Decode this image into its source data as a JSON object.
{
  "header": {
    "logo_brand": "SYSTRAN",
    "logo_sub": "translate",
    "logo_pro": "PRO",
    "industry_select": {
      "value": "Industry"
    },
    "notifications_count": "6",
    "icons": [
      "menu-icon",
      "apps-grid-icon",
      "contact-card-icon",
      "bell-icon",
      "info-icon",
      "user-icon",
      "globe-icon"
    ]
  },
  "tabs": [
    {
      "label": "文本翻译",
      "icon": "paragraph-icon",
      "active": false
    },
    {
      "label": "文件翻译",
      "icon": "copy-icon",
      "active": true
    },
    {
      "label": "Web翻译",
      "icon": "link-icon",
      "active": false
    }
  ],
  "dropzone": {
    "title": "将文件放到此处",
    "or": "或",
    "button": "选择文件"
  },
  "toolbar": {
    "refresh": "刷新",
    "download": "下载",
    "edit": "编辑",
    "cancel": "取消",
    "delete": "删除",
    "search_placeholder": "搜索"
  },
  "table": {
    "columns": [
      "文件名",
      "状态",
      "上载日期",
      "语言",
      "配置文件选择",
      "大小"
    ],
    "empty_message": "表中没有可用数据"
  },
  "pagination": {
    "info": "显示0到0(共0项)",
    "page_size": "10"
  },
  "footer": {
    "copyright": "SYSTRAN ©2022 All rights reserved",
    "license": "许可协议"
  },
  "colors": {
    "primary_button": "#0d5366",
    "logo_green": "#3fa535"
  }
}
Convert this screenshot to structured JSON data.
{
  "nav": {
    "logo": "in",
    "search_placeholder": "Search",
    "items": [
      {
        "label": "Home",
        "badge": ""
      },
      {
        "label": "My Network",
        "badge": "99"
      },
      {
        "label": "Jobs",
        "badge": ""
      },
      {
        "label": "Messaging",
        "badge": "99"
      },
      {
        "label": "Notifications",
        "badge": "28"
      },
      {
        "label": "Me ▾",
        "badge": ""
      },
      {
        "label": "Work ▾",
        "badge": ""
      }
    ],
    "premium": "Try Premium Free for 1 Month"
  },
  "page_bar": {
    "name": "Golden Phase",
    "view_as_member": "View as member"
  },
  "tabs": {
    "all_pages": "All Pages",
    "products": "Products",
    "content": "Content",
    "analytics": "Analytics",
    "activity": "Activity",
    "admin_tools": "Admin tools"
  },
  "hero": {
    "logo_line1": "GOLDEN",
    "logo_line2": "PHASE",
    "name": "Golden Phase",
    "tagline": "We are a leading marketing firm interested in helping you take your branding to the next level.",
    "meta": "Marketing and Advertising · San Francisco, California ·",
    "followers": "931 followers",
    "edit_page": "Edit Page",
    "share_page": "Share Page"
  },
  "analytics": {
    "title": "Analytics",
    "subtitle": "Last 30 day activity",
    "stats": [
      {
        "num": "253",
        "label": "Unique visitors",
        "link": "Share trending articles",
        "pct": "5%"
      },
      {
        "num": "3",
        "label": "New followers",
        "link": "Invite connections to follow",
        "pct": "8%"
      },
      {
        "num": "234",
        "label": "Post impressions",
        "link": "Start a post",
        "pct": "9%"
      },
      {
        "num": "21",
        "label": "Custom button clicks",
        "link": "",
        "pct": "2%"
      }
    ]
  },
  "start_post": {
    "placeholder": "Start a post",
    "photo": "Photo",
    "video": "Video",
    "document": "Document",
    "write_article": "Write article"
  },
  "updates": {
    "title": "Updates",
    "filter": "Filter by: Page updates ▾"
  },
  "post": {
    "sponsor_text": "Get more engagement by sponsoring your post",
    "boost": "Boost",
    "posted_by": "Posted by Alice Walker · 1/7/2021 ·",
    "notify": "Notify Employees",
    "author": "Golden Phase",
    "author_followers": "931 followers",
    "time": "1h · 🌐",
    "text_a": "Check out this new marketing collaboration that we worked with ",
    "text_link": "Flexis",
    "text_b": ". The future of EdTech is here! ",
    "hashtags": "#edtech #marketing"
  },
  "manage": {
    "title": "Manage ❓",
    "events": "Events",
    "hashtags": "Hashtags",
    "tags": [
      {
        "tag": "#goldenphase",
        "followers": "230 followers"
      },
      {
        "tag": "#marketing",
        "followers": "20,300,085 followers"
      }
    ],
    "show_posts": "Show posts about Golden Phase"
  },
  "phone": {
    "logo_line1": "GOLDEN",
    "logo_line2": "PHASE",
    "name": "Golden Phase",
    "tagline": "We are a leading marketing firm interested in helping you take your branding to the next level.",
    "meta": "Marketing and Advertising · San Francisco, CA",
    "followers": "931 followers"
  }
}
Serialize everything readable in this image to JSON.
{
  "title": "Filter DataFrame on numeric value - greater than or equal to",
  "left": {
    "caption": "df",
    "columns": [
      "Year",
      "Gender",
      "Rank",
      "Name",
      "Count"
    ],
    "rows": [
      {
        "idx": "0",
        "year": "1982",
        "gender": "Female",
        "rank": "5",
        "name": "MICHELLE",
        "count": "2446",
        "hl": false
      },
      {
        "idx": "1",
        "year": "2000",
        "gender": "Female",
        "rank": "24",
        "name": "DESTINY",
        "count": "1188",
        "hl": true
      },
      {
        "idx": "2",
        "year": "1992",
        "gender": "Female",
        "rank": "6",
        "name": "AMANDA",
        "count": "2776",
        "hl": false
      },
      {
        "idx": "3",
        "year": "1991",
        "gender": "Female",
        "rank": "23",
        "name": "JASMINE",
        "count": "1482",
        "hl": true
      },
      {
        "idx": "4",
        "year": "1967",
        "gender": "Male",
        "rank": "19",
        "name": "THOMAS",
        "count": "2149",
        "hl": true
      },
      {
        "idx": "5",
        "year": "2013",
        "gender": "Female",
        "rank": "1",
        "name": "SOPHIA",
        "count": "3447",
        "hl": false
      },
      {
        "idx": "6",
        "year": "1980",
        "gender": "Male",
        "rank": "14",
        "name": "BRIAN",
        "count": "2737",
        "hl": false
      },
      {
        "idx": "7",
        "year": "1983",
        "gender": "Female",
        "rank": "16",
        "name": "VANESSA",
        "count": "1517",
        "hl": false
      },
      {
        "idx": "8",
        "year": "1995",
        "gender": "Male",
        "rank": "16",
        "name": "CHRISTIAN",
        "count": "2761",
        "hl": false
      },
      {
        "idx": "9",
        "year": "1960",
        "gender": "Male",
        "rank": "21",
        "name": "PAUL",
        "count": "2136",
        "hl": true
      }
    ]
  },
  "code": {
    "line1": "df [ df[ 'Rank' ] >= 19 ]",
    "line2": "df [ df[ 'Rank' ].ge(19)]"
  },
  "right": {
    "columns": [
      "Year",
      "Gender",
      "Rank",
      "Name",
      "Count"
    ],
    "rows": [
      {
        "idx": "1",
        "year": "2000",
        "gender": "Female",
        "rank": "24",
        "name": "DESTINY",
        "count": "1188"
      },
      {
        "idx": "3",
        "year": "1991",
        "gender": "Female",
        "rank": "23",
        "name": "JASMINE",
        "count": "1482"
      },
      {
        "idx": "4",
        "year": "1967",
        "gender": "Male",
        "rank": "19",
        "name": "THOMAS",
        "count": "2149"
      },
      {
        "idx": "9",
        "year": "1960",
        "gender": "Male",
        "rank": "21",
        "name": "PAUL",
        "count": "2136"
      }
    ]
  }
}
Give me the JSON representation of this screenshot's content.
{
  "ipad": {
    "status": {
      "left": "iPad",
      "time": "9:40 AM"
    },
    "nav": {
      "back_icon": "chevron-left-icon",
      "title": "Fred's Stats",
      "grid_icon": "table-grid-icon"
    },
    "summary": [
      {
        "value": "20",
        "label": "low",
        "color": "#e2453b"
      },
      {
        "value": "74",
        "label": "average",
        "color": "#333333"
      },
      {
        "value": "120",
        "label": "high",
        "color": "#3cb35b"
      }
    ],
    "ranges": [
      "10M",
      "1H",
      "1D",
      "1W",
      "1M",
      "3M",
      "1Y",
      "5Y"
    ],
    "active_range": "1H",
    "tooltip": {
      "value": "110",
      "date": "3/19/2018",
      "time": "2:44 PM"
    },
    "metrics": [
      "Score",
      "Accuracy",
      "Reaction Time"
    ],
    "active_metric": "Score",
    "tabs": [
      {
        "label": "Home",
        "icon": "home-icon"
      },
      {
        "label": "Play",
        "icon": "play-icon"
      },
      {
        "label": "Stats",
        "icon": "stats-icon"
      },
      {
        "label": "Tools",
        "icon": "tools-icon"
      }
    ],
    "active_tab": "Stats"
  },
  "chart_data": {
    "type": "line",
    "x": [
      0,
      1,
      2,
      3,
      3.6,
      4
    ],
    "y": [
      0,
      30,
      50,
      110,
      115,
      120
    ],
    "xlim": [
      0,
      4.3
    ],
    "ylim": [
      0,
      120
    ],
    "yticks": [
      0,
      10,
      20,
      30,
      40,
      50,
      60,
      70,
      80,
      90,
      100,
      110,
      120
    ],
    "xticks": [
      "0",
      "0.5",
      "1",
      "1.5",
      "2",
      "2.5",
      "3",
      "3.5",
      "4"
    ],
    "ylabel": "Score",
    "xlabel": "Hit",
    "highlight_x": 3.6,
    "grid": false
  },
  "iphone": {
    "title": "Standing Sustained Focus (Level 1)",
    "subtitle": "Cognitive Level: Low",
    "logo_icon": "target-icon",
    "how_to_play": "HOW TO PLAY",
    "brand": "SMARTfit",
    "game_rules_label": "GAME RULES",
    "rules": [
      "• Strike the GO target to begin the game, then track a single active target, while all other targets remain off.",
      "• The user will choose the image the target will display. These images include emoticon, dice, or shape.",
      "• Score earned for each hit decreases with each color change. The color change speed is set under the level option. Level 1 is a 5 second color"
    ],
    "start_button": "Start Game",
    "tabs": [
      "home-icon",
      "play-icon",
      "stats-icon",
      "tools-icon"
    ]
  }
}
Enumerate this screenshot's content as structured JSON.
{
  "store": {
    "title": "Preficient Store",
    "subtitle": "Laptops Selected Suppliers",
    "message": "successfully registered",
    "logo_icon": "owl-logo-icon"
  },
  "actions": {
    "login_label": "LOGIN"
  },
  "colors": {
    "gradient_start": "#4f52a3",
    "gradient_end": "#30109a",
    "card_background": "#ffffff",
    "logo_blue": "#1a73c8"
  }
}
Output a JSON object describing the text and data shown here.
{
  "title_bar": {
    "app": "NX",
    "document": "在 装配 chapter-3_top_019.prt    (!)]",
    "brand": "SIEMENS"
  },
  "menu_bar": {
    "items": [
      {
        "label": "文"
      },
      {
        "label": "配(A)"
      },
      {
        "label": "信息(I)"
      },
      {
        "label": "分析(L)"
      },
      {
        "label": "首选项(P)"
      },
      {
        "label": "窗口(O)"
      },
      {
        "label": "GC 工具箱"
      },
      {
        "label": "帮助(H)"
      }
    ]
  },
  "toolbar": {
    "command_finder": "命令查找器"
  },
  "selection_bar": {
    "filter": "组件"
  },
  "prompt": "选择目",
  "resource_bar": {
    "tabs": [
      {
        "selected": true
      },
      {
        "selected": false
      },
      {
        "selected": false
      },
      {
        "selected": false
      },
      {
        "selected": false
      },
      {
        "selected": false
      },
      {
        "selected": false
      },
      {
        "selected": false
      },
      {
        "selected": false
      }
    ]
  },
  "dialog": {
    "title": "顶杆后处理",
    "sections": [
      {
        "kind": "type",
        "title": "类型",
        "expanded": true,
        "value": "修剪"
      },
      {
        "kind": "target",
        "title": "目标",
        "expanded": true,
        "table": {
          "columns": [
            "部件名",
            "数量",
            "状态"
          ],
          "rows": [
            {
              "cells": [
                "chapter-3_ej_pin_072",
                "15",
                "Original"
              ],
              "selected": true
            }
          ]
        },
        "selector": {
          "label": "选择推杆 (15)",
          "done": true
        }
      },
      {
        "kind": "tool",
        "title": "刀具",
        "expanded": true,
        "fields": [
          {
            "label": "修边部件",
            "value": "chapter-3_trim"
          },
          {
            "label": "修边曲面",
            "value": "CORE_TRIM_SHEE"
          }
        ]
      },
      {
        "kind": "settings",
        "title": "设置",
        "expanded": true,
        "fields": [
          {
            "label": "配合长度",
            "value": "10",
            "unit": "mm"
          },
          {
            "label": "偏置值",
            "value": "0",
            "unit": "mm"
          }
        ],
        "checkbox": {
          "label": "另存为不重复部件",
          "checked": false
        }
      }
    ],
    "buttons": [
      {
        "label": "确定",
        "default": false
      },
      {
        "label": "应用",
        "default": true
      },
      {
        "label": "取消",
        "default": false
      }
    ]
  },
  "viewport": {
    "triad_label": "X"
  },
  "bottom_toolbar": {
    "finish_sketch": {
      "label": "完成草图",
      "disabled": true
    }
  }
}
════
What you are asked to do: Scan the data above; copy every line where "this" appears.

Exercise result:
Decode this image into its source data as a JSON object.
Convert this screenshot to structured JSON data.
    "text_a": "Check out this new marketing collaboration that we worked with ",
Serialize everything readable in this image to JSON.
Give me the JSON representation of this screenshot's content.
Enumerate this screenshot's content as structured JSON.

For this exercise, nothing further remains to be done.